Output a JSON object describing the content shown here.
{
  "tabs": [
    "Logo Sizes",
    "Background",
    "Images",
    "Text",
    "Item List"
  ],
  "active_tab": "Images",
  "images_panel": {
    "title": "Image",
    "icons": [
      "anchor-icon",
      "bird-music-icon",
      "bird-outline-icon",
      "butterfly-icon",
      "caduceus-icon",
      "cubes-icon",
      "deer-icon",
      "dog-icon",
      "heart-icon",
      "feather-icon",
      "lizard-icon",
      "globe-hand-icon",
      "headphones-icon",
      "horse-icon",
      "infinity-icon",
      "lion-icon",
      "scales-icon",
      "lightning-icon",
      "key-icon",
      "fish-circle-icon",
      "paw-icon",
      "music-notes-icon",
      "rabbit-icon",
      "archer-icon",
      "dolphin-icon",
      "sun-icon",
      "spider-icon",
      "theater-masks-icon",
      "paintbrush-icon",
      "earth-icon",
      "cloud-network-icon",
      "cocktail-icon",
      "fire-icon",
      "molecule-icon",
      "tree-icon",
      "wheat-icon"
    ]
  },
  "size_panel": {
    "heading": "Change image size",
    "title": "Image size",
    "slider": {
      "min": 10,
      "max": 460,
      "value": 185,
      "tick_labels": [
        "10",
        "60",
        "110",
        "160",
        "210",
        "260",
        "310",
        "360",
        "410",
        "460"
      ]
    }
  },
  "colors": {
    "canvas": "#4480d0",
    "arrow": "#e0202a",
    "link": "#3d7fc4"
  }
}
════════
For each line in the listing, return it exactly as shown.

Output a JSON object describing the content shown here.
{
  "tabs": [
    "Logo Sizes",
    "Background",
    "Images",
    "Text",
    "Item List"
  ],
  "active_tab": "Images",
  "images_panel": {
    "title": "Image",
    "icons": [
      "anchor-icon",
      "bird-music-icon",
      "bird-outline-icon",
      "butterfly-icon",
      "caduceus-icon",
      "cubes-icon",
      "deer-icon",
      "dog-icon",
      "heart-icon",
      "feather-icon",
      "lizard-icon",
      "globe-hand-icon",
      "headphones-icon",
      "horse-icon",
      "infinity-icon",
      "lion-icon",
      "scales-icon",
      "lightning-icon",
      "key-icon",
      "fish-circle-icon",
      "paw-icon",
      "music-notes-icon",
      "rabbit-icon",
      "archer-icon",
      "dolphin-icon",
      "sun-icon",
      "spider-icon",
      "theater-masks-icon",
      "paintbrush-icon",
      "earth-icon",
      "cloud-network-icon",
      "cocktail-icon",
      "fire-icon",
      "molecule-icon",
      "tree-icon",
      "wheat-icon"
    ]
  },
  "size_panel": {
    "heading": "Change image size",
    "title": "Image size",
    "slider": {
      "min": 10,
      "max": 460,
      "value": 185,
      "tick_labels": [
        "10",
        "60",
        "110",
        "160",
        "210",
        "260",
        "310",
        "360",
        "410",
        "460"
      ]
    }
  },
  "colors": {
    "canvas": "#4480d0",
    "arrow": "#e0202a",
    "link": "#3d7fc4"
  }
}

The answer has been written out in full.